indelible ink in the belief that the markings will bring luck, wealth, and blessings.
People remain convinced that tattoos provide protection against evil spirits and
can render the bearer invulnerable, even to stab wounds and bullets.
Known in Thailand as Sak Yant, these ancient tattoos are today experiencing a revival in popularity, both in their countries of origin and beyond. Fashion or social phenomenon, the demand for magical tattoos keeps rising. Hollywood stars, Singaporean businessmen, people from all walks of life flock to Thai Sak Yant Masters to have these powerful designs inked onto their bodies.
Why do these sacred tattoos provoke such passion? Who are these men who perform Sak Yant, and who are those who get tattooed? Do these tattoos really have magical powers?
“Thai Magic Tattoos – The Art and Inf luence of Sak Yant” attempts to provide some understanding of the mechanisms by which a tattoo may actually change the life of the bearer. The book is based on extensive fieldwork over a period of three years in Thailand, Myanmar, Cambodia and Laos.

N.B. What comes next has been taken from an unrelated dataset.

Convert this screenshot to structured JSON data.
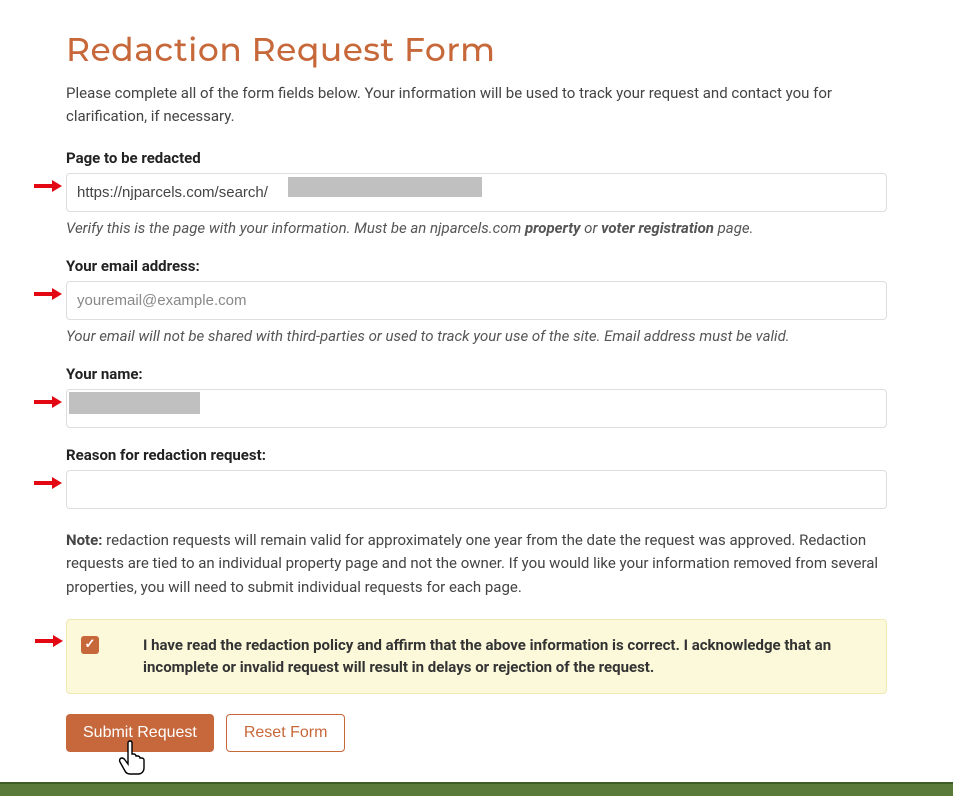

Using their own photographs, field notes and in-depth interviews of Masters and Sak Yant believers, the authors provide a unique insight into the world of sacred tattoos and in doing so illustrate one of the last living examples of authentic traditional tattooing.
“Not one great country can be named, from the polar regions in the north to the New Zealand in the south, in which the aborigines do not tattoo themselves. ”(Charles Darwin, Voyage of the Beagle (1831-1836))
“It\'s funny to note that when we change our look, if only by a tattoo, we also feel different inside ourselves.”( see Russel Banks, Sous Le Règne de Bone, Actes Sud, 1995)
“Rituals transform citizens into presidents and princesses into queens. They transform sick persons into healthy ones, and public space into prohibited sanctuary. Shamanic rituals heal, legal rituals bind, political rituals ratify, and religious rituals sanctify”. William Sax , The problem of ritual efficacy, Oxford University Press, 2010
“The addition of artifices, jewelry, tattoos...amplifies the body, extends it. This expansion gives him an extra energy. Only the hope to get this energy makes him the endure pain or discomfort. The ornament arouses the feeling of power. ” France Borel, Le vêtement incarné, les métamorphoses du corps, Ed. Calmann-Lévy, 1992, -personal translation)